The poorest parts of the country, where the population is more dependent on public spending, will suffer most from the spending cuts. Public spending accounts for 57.4% of the GDP in Wales, 57.1% in the North East, 50.3% in Scotland, 50.2% in the North West, 42.1% in the South West and 34% in the South East (The Guardian 9 August 2010). If we ignore the extreme inequality between rich and poor in inner London, the coalition’s spending cuts undoubtedly will widen the so-called North/South divide. Where the money goes (p53) endorses this analysis.

The TUC study also combines the effect of the cuts in services with the IFS study of the impact of tax and benefits changes in the Budget. It shows that the impact of public spending cuts will be much bigger than the tax and benefit changes for all groups of the population other than the richest 10%. Despite the richest 10% facing increases in their tax payments, mainly as a result of the coalition continuing with the tax changes on high incomes in Labour’s final Budget, they still lose only one quarter of the losses faced by the poorest 10% (See chart).

This is class war, brutally demonstrated by the recent statement of the coalition Chancellor, multi-millionaire George Osborne, that he would reduce the number of people who claim benefits as a ‘lifestyle choice’. He was not referring to the bankers.

1 See ‘Coalition declares class war’ FRFI 216 August/September 2010. For an extensive article on the character of British capitalism see ‘Britain: parasitic and decaying capitalism’ in FRFI 194 December 2006/January 2007. Both at

2 See ‘Banks on a roll as Britain staggers out of recession’, FRFI 213 February/March 2010 on our website.

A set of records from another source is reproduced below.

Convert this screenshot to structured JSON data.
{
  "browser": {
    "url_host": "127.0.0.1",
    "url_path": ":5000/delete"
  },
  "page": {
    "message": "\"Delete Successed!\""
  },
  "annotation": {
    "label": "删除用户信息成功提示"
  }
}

3 It has just been announced that Stuart Gulliver, head of investment banking at HSBC, has been appointed HSBC’s new chief executive.